Well, it's done. You want to know how many pieces of paper I wound up with? Forty-three, that's how many. I've spent the past five days on this. (Admittedly, mixed in with some of the more recalcitrant cabinets.)

I intended a play experience rather like Infocom's Enchanter: you explore an area, and every once in a while you find a piece of paper! New recipes! Yay!

Forty-three pieces of paper is not that joyful experience. It's more of a burden. It's "Argh, more paper, what have I done to deserve this?" It's a tornado in a sticky-note factory.

Something is going to have to give. I will need a new game mechanic or two -- some way of discovering information in a location that isn't "See paper, pick it up, read it." The game doesn't need to be any more complicated, but it definitely needs some more variety.

I am not short of options here. There's books; books are always fun. (But I'd have to chain them down, because otherwise players would be juggling twenty books in the inventory, which is zero fun.) (Bits of paper, I can discreetly vaporize after reading.) (Yes, there's a REMEMBER command which gives you access to everything you've read.)

There's the old memory-flashback gag. Walk into a room, remember a lesson... or maybe it happens when you touch an object. Too cliche? I'm not thrilled with it. Maybe I'll have a special monocle you can peer through. I know, Counterfeit Monkey did it, but...

Well, something will turn up.

It will not turn up in 2013. On vacation now. Cookies are planned. Videogames are purchased. (Videogames are already started, to be honest.)

This is not to say that I'm off hacking for the rest of the month. I've done a draft of my other iOS text game idea, but it doesn't exactly work as-is, so that will get some more pounding.
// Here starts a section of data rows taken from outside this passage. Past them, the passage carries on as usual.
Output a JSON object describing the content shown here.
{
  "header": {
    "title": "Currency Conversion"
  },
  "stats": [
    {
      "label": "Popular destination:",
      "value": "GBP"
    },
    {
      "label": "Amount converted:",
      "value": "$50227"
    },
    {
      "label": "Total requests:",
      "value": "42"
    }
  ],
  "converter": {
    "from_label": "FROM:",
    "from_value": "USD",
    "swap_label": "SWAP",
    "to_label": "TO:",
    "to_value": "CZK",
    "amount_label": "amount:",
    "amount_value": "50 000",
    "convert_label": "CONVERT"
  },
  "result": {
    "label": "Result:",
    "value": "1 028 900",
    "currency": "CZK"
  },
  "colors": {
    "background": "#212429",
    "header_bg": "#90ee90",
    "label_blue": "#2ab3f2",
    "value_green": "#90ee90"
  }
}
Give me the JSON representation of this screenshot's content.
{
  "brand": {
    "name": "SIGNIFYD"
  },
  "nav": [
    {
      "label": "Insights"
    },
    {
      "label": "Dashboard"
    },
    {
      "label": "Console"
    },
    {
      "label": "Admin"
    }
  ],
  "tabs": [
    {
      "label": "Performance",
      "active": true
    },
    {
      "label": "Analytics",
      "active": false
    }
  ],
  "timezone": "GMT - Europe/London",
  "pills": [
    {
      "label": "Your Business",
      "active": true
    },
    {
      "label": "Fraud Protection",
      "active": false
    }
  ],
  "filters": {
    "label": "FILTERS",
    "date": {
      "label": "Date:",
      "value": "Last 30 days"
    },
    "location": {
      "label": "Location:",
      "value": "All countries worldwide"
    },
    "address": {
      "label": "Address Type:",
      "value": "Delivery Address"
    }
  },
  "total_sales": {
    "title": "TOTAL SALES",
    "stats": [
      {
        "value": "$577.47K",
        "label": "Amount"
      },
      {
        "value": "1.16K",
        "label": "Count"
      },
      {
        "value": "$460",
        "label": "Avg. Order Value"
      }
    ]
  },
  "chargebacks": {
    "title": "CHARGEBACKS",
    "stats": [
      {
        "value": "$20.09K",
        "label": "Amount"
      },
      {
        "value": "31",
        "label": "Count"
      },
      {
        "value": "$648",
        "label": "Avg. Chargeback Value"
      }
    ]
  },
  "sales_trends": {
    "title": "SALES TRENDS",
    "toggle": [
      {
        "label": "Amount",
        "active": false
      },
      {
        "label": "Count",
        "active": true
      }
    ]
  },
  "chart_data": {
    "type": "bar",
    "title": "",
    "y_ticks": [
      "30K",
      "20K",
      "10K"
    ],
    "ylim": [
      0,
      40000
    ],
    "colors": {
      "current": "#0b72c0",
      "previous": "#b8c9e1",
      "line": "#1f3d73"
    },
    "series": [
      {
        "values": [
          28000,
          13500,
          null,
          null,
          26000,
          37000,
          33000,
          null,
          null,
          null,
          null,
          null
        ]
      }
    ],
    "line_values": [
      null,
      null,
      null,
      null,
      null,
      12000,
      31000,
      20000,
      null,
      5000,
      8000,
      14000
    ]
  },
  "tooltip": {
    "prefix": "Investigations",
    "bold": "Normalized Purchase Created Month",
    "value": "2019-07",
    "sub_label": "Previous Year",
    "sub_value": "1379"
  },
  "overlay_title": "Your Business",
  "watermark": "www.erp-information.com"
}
I will probably mess around with some Seltani features.

My next update will be at the end of January. Plan for that month: story bits.